Private MRIs Are Moving Us in a Dangerous Direction
Aug 30, 2017
The following piece appeared in the August 30, 2017 edition of the Winnipeg Free Press.
There is an adage: if it sounds too good to be true, then it probably is.
This certainly seems to be the case with Niverville’s recent announcement that the town hopes to partner with a private holding company and build a user-pay MRI clinic in the community.
The investors are billing it as "an innovative community response for the common good." They claim when some of us pay, MRI wait times for everyone will go down. And profits and investment will be kept here in Manitoba, rather than trickling down to North Dakota.
That all sounds wonderful, doesn’t it? But only if you don’t think about it too hard.
Let’s start with claim No. 1: according to the Canadian Foundation of Health Care Improvement, countries with both public and private health-care systems always have the longest wait times. England and New Zealand, for instance, which have both public and user-pay hospitals, have longer wait times in their public systems than medicare systems such as ours.
This backs up evidence found here in Manitoba decades ago. Until 1999, cataract patients could choose to have their surgery at a private clinic by paying a user fee. While the fee was in place, Manitoba researchers found that patients whose surgeons worked in both public and private clinics had to wait 16 weeks longer — 26 weeks versus 10 weeks — than those whose surgeons practised only in the public system.
Turns out this was largely a staffing issue: there were only so many surgeons, and people can’t be two places at once.
The same goes, of course, for Manitoba’s radiation technologists. These highly trained people who run the MRI machines are already in short supply.
And if demand for privately paid scans is as high as advocates say it is (and the Niverville investors are banking on), then the technologists who perform scans for the private clinic inevitably will have to come from the public system, driving up wait times for the rest of us.
That bring us to their second claim: some people are already paying south of border to jump the queue. Why not keep that money here to make a few Manitobans richer?
The answer is because their profit-driven idea will not only increase diagnostic wait times for average Manitobans, it actually will allow the provincial Tory government to ignore solutions right under its nose.
The Dauphin hospital, for instance, already has completed an addition intended to house the first MRI in Manitoba north of the Trans-Canada Highway.
Staff already have been trained. Rural residents as far as The Pas finally are set to access diagnostic services that don’t require travel two days away from home. All that’s needed is the machine itself, already paid for and sitting in Germany, waiting to be shipped and installed.
In March 2017, however, the whole thing was put on hold by the government, which stated its Wait Time Task Force required at least a year of "further study."
You don’t need to live in Dauphin, or work in the health system, to imagine what this delay is costing Manitobans like you and me, both in dollars and wait times. So why isn’t the Dauphin MRI up and running?
I sure hope it’s not because they’re buying the Niverville investors’ claims — "we can help those with cash get diagnosed first, reward a few savvy business people and save medicare, all at the same time!"
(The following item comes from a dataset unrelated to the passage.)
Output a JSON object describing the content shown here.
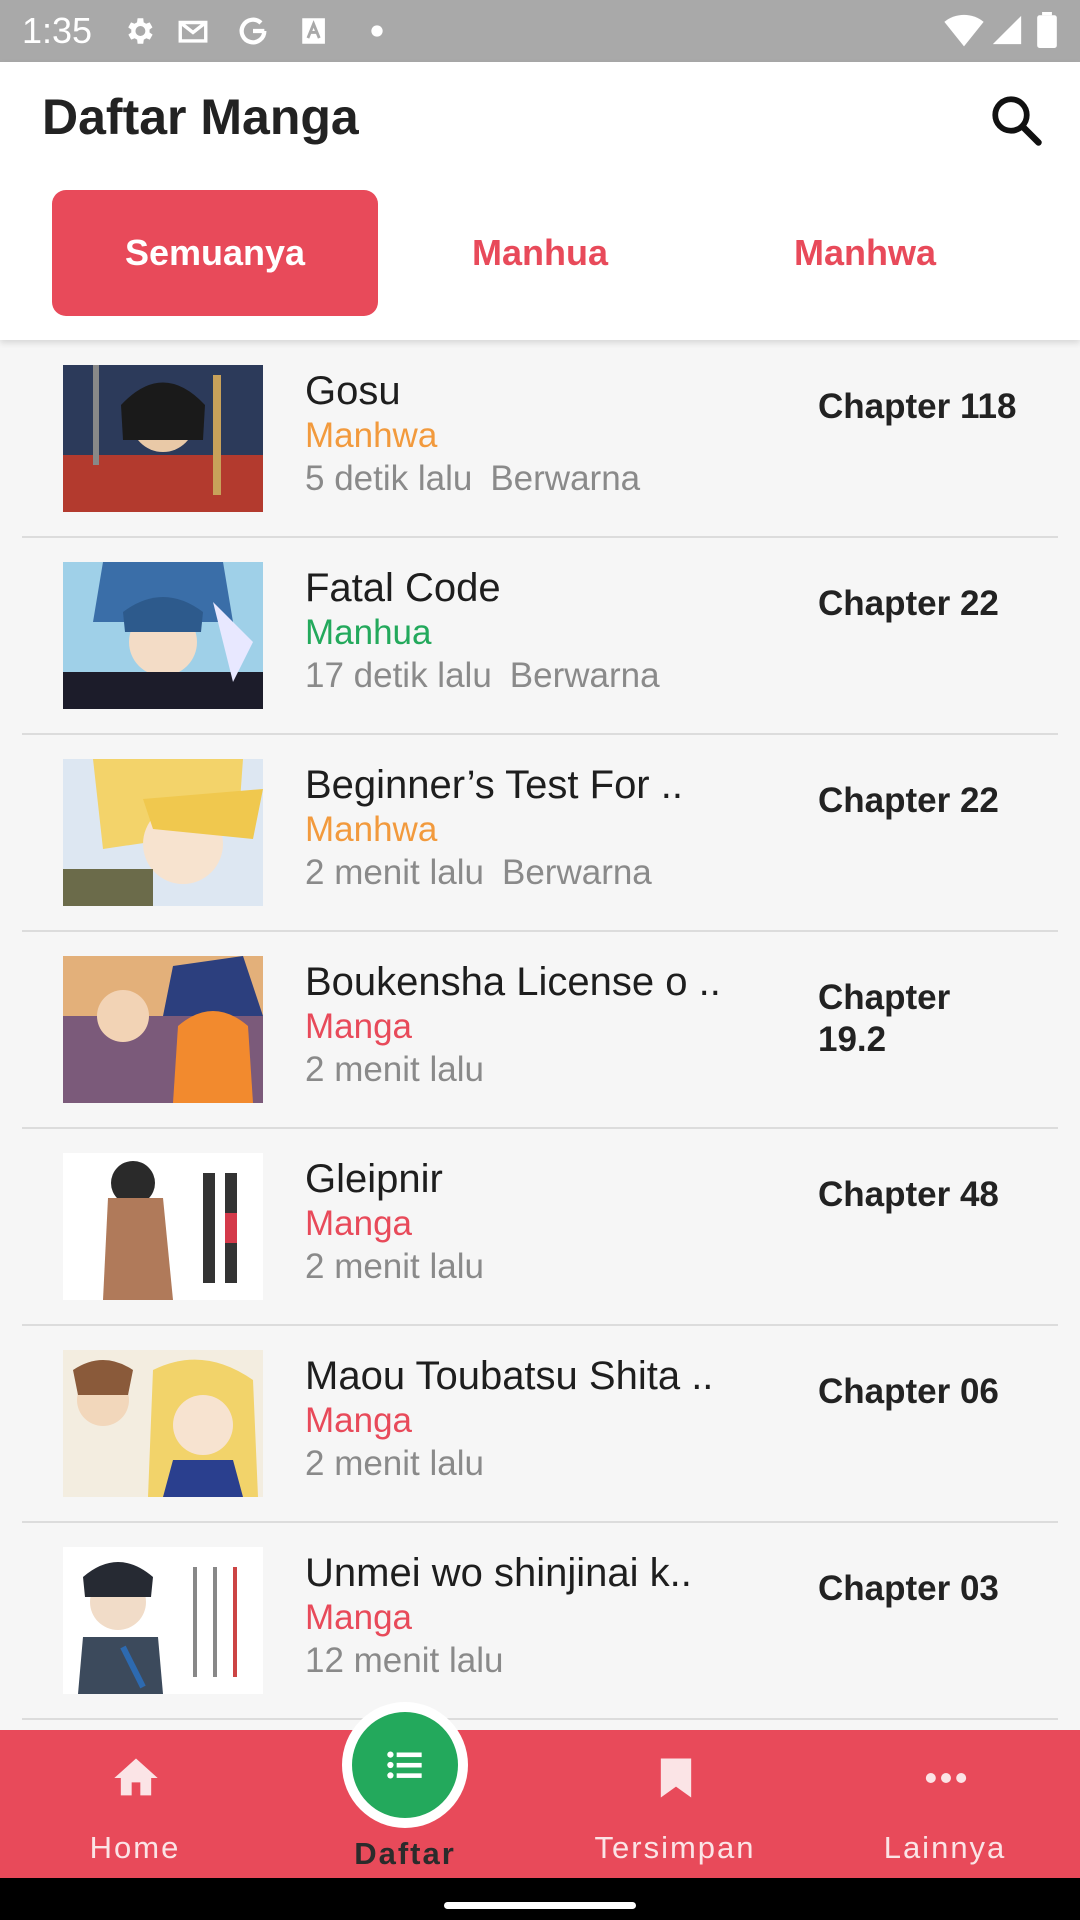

And I sure hope it’s not because they’re considering investing our tax dollars in supporting and sustaining a profit-driven approach to health care that will not even come close to benefiting all Manitobans.
The vast majority of us say medicare — a system in which no matter who you are, or where you live, your access to health care is based on need and not the size of your bank account — is our most cherished public service. Most of us say it’s our most cherished thing about being Canadian. Even with our system’s challenges, it seems watching the United States debate about health care is enough to remind us that what we’ve built is precious, and worth fighting for.
The reality is that what would benefit all of us most right now is embracing solutions that are both ready to roll and addressing wait times within our much-valued universal system, as in Dauphin, or investing in more trained radiation technologists.
Let’s not get sidetracked by investors whose claims are simply too good to be true.
Comments are now closed